The positioning accuracy of the VERIFY_ONLY PV image is expected to be limited by the JWST absolute pointing accuracy. The PV image obtained with NIRSpec can be analyzed after the observation to provide knowledge of the exact pointing. The image can be aligned with, or referenced to, other catalogs that have better astrometric accuracy in the observed field. The pointing precision that can be derived from the image will depend on the quality of the alignment catalog and the number and distribution of the comparison sources in the field. Users should also note that the MSA shutter bar support structure causes vignetting of the imaging field. Both stars and extended objects will have centroid effects from these shutter bars.
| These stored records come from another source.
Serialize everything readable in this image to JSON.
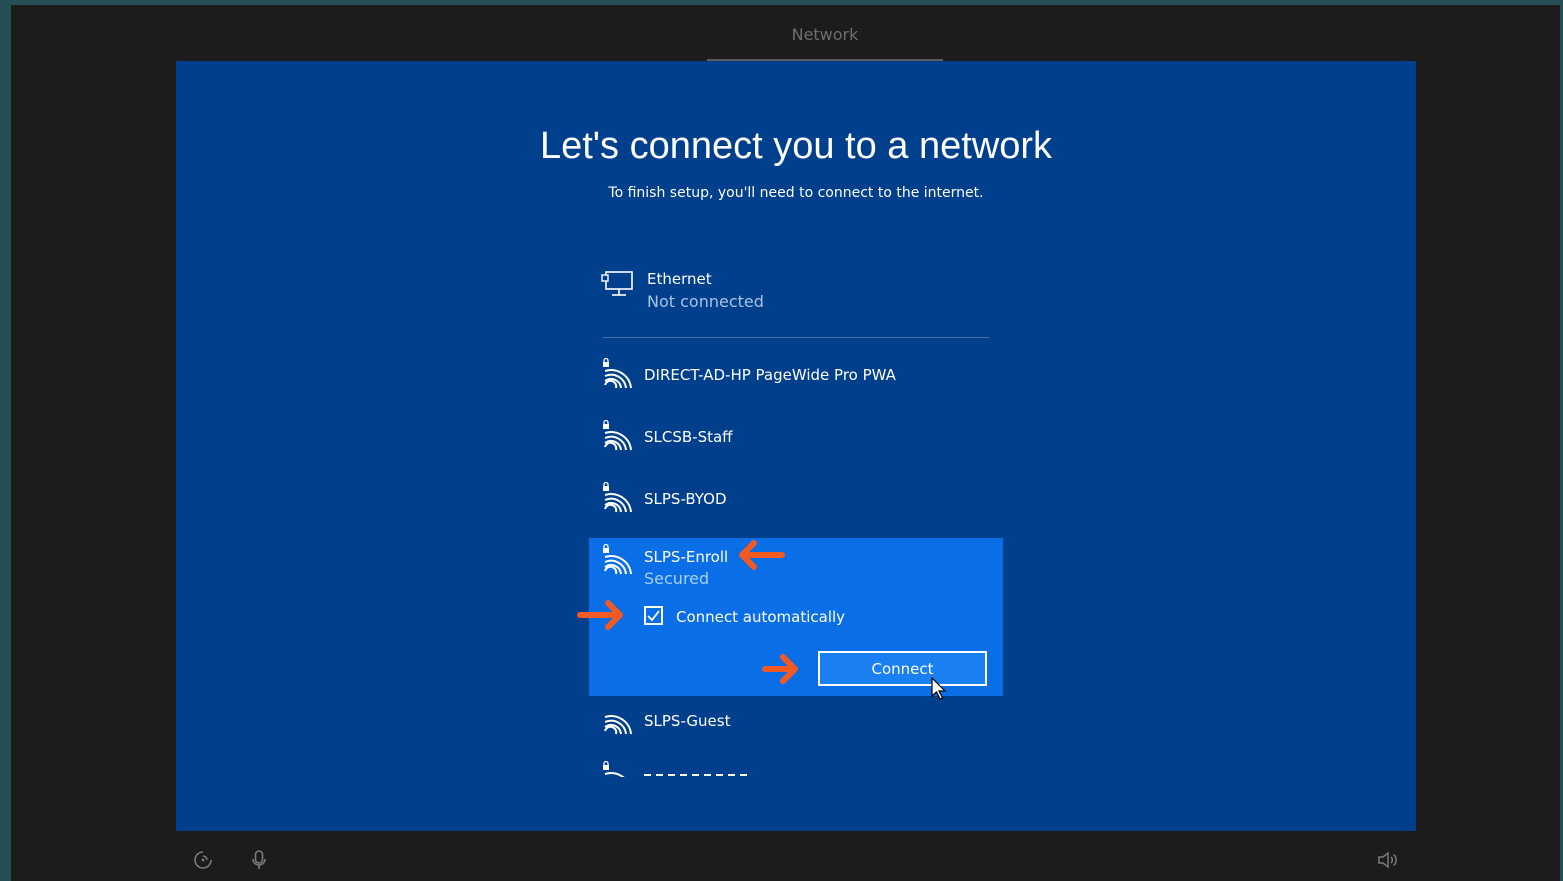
{
  "top_tab": {
    "label": "Network"
  },
  "page": {
    "title": "Let's connect you to a network",
    "subtitle": "To finish setup, you'll need to connect to the internet."
  },
  "ethernet": {
    "name": "Ethernet",
    "status": "Not connected",
    "icon": "ethernet-icon"
  },
  "networks": [
    {
      "name": "DIRECT-AD-HP PageWide Pro PWA",
      "secured": true
    },
    {
      "name": "SLCSB-Staff",
      "secured": true
    },
    {
      "name": "SLPS-BYOD",
      "secured": true
    },
    {
      "name": "SLPS-Enroll",
      "secured": true,
      "status": "Secured",
      "selected": true
    },
    {
      "name": "SLPS-Guest",
      "secured": false
    }
  ],
  "selected_network": {
    "name": "SLPS-Enroll",
    "status": "Secured",
    "auto_connect_label": "Connect automatically",
    "auto_connect_checked": true,
    "connect_label": "Connect"
  },
  "colors": {
    "panel_bg": "#003f8c",
    "selected_bg": "#0a6ee6",
    "annotation_arrow": "#f15a22"
  },
  "bottom_bar": {
    "left_icons": [
      "ease-of-access-icon",
      "microphone-icon"
    ],
    "right_icons": [
      "volume-icon"
    ]
  }
}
No particular verification performance can be promised or guaranteed, though the assumption is that post-observation user analysis can correct the pointing knowledge to better than the JWST observatory pointing accuracy.
The observation brightness limits for the VERIFY_ONLY target position option are essentially the same as sensitivity limits for NIRSpec in imaging mode with the GWA set to MIRROR. Signal-to-noise estimates can be derived in the JWST Exposure Time Calculator (ETC) using the NIRSpec "MOS Verification Imaging" or "IFU Verification Imaging" calculations, depending on whether the signal-to-noise in the IFU aperture or on the MSA is desired.
Planning options for VERIFY_ONLY
If the VERIFY_ONLY option is used, the IFU or MOS science observations will be defined in a standard way via the Astronomer's Proposal Tool (APT). The RA and Dec of the pointing verification image will be the position of the telescope at the end of the science observation execution (i.e., the last dither position). For the VERIFY_ONLY method, users must select the filter for the pointing verification image, the parameters necessary to specify the exposure time in the image (Readout Pattern and Ngroups), and the MSA shutter configuration used for the image.
The MSA quadrant fields-of-view for VERIFY_ONLY pointing verification images in IFU or MOS observations can be seen in the APT Aladin image interface by clicking the FoV (field-of-view) button.